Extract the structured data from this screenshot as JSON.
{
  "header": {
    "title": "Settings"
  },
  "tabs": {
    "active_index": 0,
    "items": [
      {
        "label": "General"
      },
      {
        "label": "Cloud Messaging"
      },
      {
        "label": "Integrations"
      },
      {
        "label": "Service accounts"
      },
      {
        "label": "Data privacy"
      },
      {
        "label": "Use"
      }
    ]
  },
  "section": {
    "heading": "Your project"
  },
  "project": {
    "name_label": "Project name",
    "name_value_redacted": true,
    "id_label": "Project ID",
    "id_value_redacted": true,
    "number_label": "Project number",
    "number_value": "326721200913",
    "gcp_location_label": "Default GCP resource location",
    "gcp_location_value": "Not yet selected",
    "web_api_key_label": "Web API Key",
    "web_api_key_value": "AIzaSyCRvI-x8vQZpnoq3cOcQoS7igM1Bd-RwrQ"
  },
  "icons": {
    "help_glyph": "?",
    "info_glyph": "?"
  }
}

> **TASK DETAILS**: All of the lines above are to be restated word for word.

> **COMPLETED EXERCISE**:
Extract the structured data from this screenshot as JSON.
{
  "header": {
    "title": "Settings"
  },
  "tabs": {
    "active_index": 0,
    "items": [
      {
        "label": "General"
      },
      {
        "label": "Cloud Messaging"
      },
      {
        "label": "Integrations"
      },
      {
        "label": "Service accounts"
      },
      {
        "label": "Data privacy"
      },
      {
        "label": "Use"
      }
    ]
  },
  "section": {
    "heading": "Your project"
  },
  "project": {
    "name_label": "Project name",
    "name_value_redacted": true,
    "id_label": "Project ID",
    "id_value_redacted": true,
    "number_label": "Project number",
    "number_value": "326721200913",
    "gcp_location_label": "Default GCP resource location",
    "gcp_location_value": "Not yet selected",
    "web_api_key_label": "Web API Key",
    "web_api_key_value": "AIzaSyCRvI-x8vQZpnoq3cOcQoS7igM1Bd-RwrQ"
  },
  "icons": {
    "help_glyph": "?",
    "info_glyph": "?"
  }
}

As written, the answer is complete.